*** Block opens ***
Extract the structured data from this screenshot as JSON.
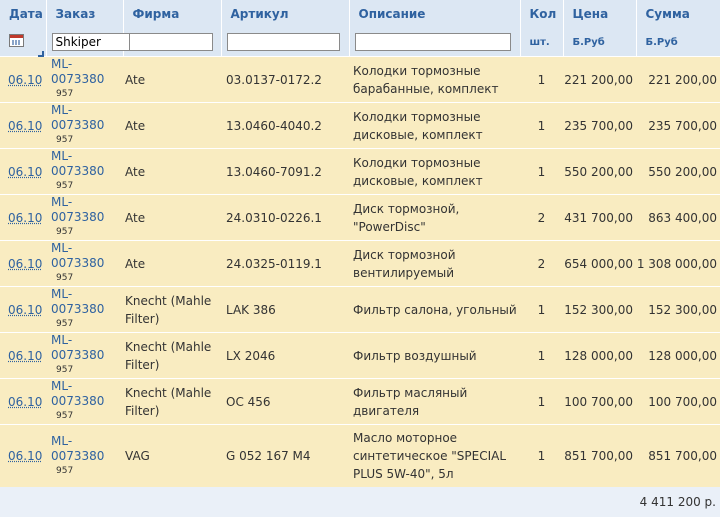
{
  "headers": {
    "date": "Дата",
    "order": "Заказ",
    "firm": "Фирма",
    "article": "Артикул",
    "desc": "Описание",
    "qty": "Кол",
    "price": "Цена",
    "sum": "Сумма"
  },
  "filters": {
    "order_value": "Shkiper",
    "firm_value": "",
    "article_value": "",
    "desc_value": "",
    "qty_unit": "шт.",
    "price_unit": "Б.Руб",
    "sum_unit": "Б.Руб"
  },
  "rows": [
    {
      "date": "06.10",
      "order": "ML-0073380",
      "sub": "957",
      "firm": "Ate",
      "article": "03.0137-0172.2",
      "desc": "Колодки тормозные барабанные, комплект",
      "qty": "1",
      "price": "221 200,00",
      "sum": "221 200,00"
    },
    {
      "date": "06.10",
      "order": "ML-0073380",
      "sub": "957",
      "firm": "Ate",
      "article": "13.0460-4040.2",
      "desc": "Колодки тормозные дисковые, комплект",
      "qty": "1",
      "price": "235 700,00",
      "sum": "235 700,00"
    },
    {
      "date": "06.10",
      "order": "ML-0073380",
      "sub": "957",
      "firm": "Ate",
      "article": "13.0460-7091.2",
      "desc": "Колодки тормозные дисковые, комплект",
      "qty": "1",
      "price": "550 200,00",
      "sum": "550 200,00"
    },
    {
      "date": "06.10",
      "order": "ML-0073380",
      "sub": "957",
      "firm": "Ate",
      "article": "24.0310-0226.1",
      "desc": "Диск тормозной, \"PowerDisc\"",
      "qty": "2",
      "price": "431 700,00",
      "sum": "863 400,00"
    },
    {
      "date": "06.10",
      "order": "ML-0073380",
      "sub": "957",
      "firm": "Ate",
      "article": "24.0325-0119.1",
      "desc": "Диск тормозной вентилируемый",
      "qty": "2",
      "price": "654 000,00",
      "sum": "1 308 000,00"
    },
    {
      "date": "06.10",
      "order": "ML-0073380",
      "sub": "957",
      "firm": "Knecht (Mahle Filter)",
      "article": "LAK 386",
      "desc": "Фильтр салона, угольный",
      "qty": "1",
      "price": "152 300,00",
      "sum": "152 300,00"
    },
    {
      "date": "06.10",
      "order": "ML-0073380",
      "sub": "957",
      "firm": "Knecht (Mahle Filter)",
      "article": "LX 2046",
      "desc": "Фильтр воздушный",
      "qty": "1",
      "price": "128 000,00",
      "sum": "128 000,00"
    },
    {
      "date": "06.10",
      "order": "ML-0073380",
      "sub": "957",
      "firm": "Knecht (Mahle Filter)",
      "article": "OC 456",
      "desc": "Фильтр масляный двигателя",
      "qty": "1",
      "price": "100 700,00",
      "sum": "100 700,00"
    },
    {
      "date": "06.10",
      "order": "ML-0073380",
      "sub": "957",
      "firm": "VAG",
      "article": "G 052 167 M4",
      "desc": "Масло моторное синтетическое \"SPECIAL PLUS 5W-40\", 5л",
      "qty": "1",
      "price": "851 700,00",
      "sum": "851 700,00"
    }
  ],
  "total": "4 411 200 р."
}
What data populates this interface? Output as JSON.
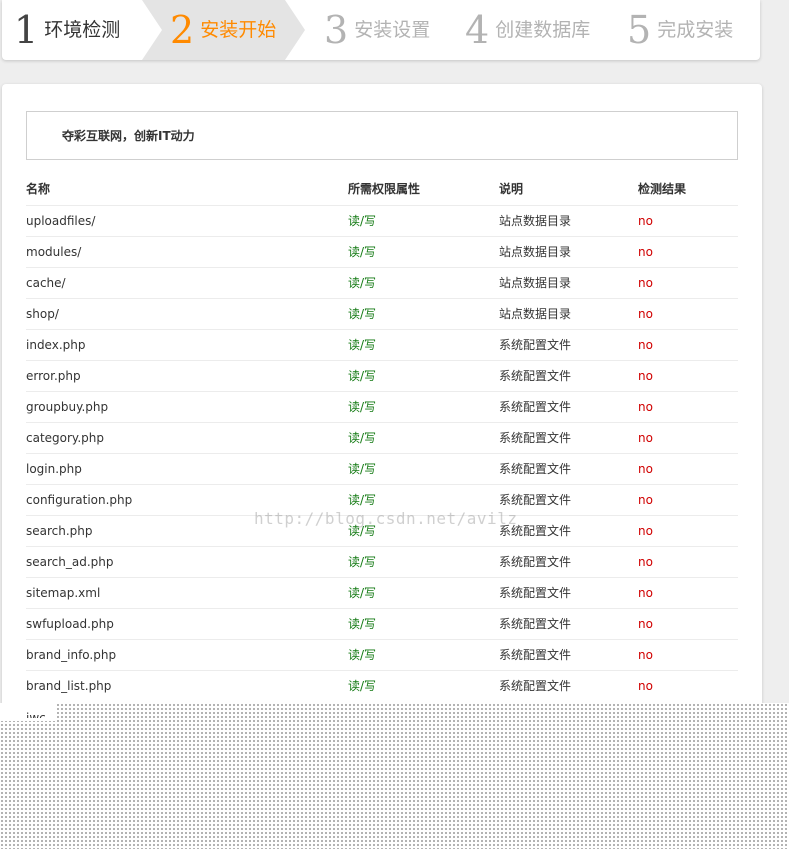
{
  "steps": [
    {
      "num": "1",
      "label": "环境检测",
      "state": "done"
    },
    {
      "num": "2",
      "label": "安装开始",
      "state": "active"
    },
    {
      "num": "3",
      "label": "安装设置",
      "state": "future"
    },
    {
      "num": "4",
      "label": "创建数据库",
      "state": "future"
    },
    {
      "num": "5",
      "label": "完成安装",
      "state": "future"
    }
  ],
  "notice": "夺彩互联网，创新IT动力",
  "table": {
    "headers": [
      "名称",
      "所需权限属性",
      "说明",
      "检测结果"
    ],
    "rows": [
      {
        "name": "uploadfiles/",
        "perm": "读/写",
        "desc": "站点数据目录",
        "result": "no"
      },
      {
        "name": "modules/",
        "perm": "读/写",
        "desc": "站点数据目录",
        "result": "no"
      },
      {
        "name": "cache/",
        "perm": "读/写",
        "desc": "站点数据目录",
        "result": "no"
      },
      {
        "name": "shop/",
        "perm": "读/写",
        "desc": "站点数据目录",
        "result": "no"
      },
      {
        "name": "index.php",
        "perm": "读/写",
        "desc": "系统配置文件",
        "result": "no"
      },
      {
        "name": "error.php",
        "perm": "读/写",
        "desc": "系统配置文件",
        "result": "no"
      },
      {
        "name": "groupbuy.php",
        "perm": "读/写",
        "desc": "系统配置文件",
        "result": "no"
      },
      {
        "name": "category.php",
        "perm": "读/写",
        "desc": "系统配置文件",
        "result": "no"
      },
      {
        "name": "login.php",
        "perm": "读/写",
        "desc": "系统配置文件",
        "result": "no"
      },
      {
        "name": "configuration.php",
        "perm": "读/写",
        "desc": "系统配置文件",
        "result": "no"
      },
      {
        "name": "search.php",
        "perm": "读/写",
        "desc": "系统配置文件",
        "result": "no"
      },
      {
        "name": "search_ad.php",
        "perm": "读/写",
        "desc": "系统配置文件",
        "result": "no"
      },
      {
        "name": "sitemap.xml",
        "perm": "读/写",
        "desc": "系统配置文件",
        "result": "no"
      },
      {
        "name": "swfupload.php",
        "perm": "读/写",
        "desc": "系统配置文件",
        "result": "no"
      },
      {
        "name": "brand_info.php",
        "perm": "读/写",
        "desc": "系统配置文件",
        "result": "no"
      },
      {
        "name": "brand_list.php",
        "perm": "读/写",
        "desc": "系统配置文件",
        "result": "no"
      }
    ],
    "partial_row": "jwc"
  },
  "watermark": "http://blog.csdn.net/avilz",
  "colors": {
    "active": "#ff8a00",
    "ok": "#137a13",
    "fail": "#d00000",
    "future": "#b3b3b3"
  }
}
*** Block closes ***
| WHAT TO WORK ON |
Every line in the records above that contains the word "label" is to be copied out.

| SOLUTION TO THE EXERCISE |
      "label": "环境检测",
      "label": "安装开始",
      "label": "安装设置",
      "label": "创建数据库",
      "label": "完成安装",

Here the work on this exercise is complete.